Data records for software interfaces:
━━━━━━━━━━━━━━━━━━━━━━━━━━━━━━
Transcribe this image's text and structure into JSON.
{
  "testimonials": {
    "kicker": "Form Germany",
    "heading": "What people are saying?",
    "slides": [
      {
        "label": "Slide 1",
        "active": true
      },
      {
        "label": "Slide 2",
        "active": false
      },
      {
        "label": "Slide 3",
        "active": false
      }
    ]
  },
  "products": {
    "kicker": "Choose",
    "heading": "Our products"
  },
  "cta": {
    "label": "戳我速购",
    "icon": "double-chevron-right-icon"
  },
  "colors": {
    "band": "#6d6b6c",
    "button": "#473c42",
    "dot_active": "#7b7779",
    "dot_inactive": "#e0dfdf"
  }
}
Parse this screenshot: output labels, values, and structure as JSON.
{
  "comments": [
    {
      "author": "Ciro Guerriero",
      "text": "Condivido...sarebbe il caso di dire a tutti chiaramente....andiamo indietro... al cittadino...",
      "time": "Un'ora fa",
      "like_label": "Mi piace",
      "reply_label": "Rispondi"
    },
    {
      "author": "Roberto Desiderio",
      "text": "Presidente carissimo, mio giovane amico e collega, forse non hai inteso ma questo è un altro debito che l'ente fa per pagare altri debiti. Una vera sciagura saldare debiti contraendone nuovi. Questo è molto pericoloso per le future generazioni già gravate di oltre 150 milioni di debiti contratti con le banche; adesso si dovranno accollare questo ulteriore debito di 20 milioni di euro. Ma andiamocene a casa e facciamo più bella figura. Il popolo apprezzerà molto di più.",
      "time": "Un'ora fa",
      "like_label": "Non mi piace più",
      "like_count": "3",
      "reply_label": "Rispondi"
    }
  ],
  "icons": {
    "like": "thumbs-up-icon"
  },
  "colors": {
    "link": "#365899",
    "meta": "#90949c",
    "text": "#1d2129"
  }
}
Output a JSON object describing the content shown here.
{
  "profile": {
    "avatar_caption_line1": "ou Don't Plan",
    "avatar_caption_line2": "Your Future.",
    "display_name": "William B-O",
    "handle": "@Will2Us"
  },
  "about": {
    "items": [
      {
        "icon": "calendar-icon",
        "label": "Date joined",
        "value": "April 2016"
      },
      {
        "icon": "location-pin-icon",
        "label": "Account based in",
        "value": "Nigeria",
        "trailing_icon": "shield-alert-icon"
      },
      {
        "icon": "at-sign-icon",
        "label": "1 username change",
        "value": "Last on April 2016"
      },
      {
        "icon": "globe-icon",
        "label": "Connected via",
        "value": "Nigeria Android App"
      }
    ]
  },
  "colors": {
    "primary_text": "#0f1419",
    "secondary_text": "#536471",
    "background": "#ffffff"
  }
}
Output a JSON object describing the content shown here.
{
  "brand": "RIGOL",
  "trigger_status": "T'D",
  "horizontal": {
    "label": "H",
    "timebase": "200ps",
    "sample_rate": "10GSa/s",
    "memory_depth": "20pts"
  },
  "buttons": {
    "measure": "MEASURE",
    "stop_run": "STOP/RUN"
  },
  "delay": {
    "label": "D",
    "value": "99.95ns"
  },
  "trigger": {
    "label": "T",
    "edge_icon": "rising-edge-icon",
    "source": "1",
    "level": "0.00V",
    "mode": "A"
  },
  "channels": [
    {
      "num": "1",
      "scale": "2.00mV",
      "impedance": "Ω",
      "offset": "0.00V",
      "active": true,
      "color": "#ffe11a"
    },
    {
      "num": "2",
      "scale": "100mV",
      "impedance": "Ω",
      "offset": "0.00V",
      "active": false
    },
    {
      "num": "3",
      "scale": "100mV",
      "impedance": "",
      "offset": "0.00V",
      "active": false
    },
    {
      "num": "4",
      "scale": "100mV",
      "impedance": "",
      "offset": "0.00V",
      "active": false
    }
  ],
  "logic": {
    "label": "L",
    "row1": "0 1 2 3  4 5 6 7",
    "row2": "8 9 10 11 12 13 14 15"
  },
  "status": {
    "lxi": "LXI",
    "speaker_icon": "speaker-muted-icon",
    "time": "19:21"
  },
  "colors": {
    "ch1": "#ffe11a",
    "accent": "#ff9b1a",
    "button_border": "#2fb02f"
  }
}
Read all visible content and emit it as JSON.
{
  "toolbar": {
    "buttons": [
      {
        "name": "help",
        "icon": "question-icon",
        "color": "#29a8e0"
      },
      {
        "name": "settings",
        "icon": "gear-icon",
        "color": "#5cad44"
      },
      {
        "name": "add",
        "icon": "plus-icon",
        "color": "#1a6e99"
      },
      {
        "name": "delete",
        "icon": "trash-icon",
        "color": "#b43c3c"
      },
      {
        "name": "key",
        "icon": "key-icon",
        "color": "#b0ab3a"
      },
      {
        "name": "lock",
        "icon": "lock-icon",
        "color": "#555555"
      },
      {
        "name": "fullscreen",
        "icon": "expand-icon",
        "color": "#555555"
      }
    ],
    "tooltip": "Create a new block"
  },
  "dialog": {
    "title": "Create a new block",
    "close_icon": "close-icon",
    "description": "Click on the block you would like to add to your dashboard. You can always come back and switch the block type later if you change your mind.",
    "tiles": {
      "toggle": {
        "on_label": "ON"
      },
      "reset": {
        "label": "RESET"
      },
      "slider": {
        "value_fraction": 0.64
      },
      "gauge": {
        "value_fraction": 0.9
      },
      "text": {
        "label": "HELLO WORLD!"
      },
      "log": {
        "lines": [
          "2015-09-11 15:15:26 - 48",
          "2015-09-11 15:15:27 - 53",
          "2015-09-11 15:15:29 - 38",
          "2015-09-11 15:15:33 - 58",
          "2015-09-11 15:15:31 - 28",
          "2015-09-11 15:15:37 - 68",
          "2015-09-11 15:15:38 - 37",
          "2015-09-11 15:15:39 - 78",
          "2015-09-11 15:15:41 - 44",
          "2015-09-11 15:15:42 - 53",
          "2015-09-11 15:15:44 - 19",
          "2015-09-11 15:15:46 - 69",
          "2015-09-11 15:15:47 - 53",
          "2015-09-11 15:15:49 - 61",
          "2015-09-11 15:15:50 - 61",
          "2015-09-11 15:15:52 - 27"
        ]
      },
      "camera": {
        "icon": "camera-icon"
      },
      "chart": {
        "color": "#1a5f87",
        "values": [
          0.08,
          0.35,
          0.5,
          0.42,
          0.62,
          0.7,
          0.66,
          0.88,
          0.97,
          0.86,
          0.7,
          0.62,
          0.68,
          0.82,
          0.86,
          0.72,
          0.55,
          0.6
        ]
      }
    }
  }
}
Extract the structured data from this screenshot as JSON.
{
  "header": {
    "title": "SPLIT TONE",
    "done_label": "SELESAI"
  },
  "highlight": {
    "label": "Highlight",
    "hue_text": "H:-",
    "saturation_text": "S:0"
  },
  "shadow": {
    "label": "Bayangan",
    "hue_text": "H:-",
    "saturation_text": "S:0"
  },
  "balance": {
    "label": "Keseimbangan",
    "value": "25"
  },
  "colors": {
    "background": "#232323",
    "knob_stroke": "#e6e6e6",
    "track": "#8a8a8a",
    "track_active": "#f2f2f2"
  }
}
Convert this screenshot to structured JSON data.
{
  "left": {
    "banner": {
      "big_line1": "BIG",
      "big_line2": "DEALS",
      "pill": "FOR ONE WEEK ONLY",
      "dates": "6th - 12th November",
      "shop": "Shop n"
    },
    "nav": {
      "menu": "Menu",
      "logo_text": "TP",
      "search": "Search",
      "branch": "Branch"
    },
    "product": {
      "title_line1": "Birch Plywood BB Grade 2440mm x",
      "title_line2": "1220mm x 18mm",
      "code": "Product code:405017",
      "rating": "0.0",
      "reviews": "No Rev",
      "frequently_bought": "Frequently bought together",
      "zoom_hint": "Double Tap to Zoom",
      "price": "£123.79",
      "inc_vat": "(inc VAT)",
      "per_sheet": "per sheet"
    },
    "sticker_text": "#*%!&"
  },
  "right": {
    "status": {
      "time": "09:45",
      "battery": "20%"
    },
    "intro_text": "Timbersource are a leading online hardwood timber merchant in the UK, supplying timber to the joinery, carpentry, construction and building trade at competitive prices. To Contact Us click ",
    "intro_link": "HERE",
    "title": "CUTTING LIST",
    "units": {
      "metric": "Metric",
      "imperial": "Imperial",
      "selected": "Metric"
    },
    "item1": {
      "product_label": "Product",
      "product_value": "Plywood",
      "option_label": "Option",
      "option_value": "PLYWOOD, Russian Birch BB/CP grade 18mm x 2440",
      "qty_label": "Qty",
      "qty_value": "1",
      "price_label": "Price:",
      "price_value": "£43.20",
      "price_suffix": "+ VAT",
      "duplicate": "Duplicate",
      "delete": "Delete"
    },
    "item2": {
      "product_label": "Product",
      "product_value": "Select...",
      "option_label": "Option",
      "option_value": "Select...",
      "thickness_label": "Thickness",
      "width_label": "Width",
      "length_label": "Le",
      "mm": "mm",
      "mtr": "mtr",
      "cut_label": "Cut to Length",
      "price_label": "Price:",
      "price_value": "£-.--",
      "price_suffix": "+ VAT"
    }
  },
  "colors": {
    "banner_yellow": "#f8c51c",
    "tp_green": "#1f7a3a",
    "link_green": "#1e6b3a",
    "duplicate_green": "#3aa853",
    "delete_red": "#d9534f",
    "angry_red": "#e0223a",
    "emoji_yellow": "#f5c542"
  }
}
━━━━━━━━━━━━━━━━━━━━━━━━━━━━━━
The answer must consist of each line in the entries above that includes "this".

Transcribe this image's text and structure into JSON.
Parse this screenshot: output labels, values, and structure as JSON.
Extract the structured data from this screenshot as JSON.
Convert this screenshot to structured JSON data.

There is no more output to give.